Most importantly. Drop, cover, and hold on. (I'm serious. This is what FEMA says to do.) It's like in the sixties when they were prepping school kids for the big Soviet nuke-a-thon coming our direction. They had tens of thousand of school kids freaking out at the thought that the big bad Soviets would launch their nukes before we had a chance to launch our nukes at them and secure capitalism for the masses. So back to the EQ. Drop, cover, and hold on. (Don't hide under the crappy card table. It will not protect you.)
Don't use the elevators. (If you've seen any Irwin Allen movie you'll know that you're instantly screwed if you get into an elevator. It's like being the couple having sex in the opening twenty minutes of any horror movie. You're gonna die.)
If you're outdoors, don't stand under the big, granite gargoyle on the side of the building. Well, it might fall on your head. (You're a dumbass if you stand under it during an EQ, so it would be a favor to the rest of us.)
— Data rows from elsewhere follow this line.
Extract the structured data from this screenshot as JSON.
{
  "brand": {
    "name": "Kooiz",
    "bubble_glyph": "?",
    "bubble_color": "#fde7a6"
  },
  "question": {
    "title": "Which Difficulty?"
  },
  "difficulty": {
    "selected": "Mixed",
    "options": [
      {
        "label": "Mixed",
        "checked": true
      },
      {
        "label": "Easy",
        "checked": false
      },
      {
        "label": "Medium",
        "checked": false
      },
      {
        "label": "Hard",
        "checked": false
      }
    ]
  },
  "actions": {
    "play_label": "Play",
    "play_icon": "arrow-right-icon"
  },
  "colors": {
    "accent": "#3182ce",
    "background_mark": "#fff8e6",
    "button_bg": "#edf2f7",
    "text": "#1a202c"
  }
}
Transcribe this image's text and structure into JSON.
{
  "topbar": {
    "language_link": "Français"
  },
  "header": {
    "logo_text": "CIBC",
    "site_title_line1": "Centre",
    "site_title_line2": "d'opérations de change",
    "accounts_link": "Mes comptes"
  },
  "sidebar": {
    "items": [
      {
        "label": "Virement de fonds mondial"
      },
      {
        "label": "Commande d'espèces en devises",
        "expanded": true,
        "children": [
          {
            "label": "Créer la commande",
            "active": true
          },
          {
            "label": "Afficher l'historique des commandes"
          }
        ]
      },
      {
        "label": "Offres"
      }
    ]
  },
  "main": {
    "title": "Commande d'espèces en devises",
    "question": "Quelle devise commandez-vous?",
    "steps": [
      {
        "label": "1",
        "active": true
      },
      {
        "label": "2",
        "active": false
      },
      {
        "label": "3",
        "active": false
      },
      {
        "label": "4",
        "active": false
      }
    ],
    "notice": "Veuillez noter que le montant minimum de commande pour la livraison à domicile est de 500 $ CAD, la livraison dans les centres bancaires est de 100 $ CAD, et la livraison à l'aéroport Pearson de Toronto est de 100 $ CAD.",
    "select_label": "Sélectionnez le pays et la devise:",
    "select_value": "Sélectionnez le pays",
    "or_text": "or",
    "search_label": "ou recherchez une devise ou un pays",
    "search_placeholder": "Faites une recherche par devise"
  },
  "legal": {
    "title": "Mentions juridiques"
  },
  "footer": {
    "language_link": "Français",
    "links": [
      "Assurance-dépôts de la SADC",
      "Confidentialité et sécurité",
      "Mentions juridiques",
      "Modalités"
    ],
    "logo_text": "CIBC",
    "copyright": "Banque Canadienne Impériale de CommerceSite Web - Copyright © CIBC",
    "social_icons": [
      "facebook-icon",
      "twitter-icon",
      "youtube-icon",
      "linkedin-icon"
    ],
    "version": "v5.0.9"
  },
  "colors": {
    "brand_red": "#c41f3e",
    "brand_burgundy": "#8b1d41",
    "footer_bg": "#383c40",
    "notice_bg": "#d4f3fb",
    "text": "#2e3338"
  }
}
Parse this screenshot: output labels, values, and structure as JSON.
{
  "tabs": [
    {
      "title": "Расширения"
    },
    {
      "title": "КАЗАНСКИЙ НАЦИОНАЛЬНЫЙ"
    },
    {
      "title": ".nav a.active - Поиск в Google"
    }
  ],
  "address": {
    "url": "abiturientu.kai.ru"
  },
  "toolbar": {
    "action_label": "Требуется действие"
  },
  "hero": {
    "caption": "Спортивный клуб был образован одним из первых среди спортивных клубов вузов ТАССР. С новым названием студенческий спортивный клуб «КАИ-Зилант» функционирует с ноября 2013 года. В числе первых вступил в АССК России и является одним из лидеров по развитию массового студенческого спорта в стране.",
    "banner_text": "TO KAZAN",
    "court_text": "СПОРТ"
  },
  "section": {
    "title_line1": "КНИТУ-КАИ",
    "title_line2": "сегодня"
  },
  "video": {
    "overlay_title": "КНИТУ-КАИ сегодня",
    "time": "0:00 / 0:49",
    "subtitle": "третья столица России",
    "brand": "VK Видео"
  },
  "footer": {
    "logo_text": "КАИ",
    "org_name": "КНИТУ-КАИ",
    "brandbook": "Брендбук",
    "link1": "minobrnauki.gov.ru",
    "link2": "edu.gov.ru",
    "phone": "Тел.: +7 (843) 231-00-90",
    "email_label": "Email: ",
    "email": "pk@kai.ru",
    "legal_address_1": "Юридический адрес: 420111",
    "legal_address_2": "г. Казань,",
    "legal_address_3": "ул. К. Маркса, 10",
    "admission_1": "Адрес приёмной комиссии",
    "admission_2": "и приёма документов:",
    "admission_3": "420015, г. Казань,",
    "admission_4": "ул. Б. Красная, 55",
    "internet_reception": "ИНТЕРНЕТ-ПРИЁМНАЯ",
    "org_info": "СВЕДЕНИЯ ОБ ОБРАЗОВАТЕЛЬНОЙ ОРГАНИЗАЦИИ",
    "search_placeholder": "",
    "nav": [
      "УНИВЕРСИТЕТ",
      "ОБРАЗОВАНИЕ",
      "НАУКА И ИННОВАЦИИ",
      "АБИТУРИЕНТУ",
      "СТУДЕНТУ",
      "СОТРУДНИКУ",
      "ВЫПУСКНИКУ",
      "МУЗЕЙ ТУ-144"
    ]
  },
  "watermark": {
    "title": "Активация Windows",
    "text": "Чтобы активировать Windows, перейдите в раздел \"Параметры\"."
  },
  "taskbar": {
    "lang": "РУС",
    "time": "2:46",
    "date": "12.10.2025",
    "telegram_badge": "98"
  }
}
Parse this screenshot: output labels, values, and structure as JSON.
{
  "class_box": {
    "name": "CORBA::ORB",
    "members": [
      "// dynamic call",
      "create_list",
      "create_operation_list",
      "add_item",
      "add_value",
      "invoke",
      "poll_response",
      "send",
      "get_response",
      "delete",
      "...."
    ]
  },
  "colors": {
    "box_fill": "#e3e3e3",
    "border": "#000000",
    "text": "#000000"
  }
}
If you're in a car and driving down the road. You should stop. Don't park under a bridge. (See the gargoyle thing above. Also see Darwin Awards.)
If you happen to be trapped under debris, don't light a match. (I like this. I don't carry matches but if I did, I don't think I would be thinking about lighting one while in the middle of an earthquake, crap, I mean EQ. Why would you need to? Would you be thinking, 'Gee, my legs are crushed, yet through all the tremendous shaking occurring I feel the need to have a minuscule light so that I may feel some hope. Golly, I've got matches.'?)
Okay, enough of causticity. (I used a made up word again.) Hopefully everyone is safe and sound, except my aunt in Maryland, who may be the only person who was injured by the EQ. Her ankle is severely sprained and yes, I got it from the horse's mouth. (Not that my aunt is a horse.)
Next blog: How I Survived the Hurricane OR Making Hurricanes During a Hurricane OR The Hell With Coastal Advisories!
|Note to self: Add ingredients listed here to|
My Hurricane Preparedness List.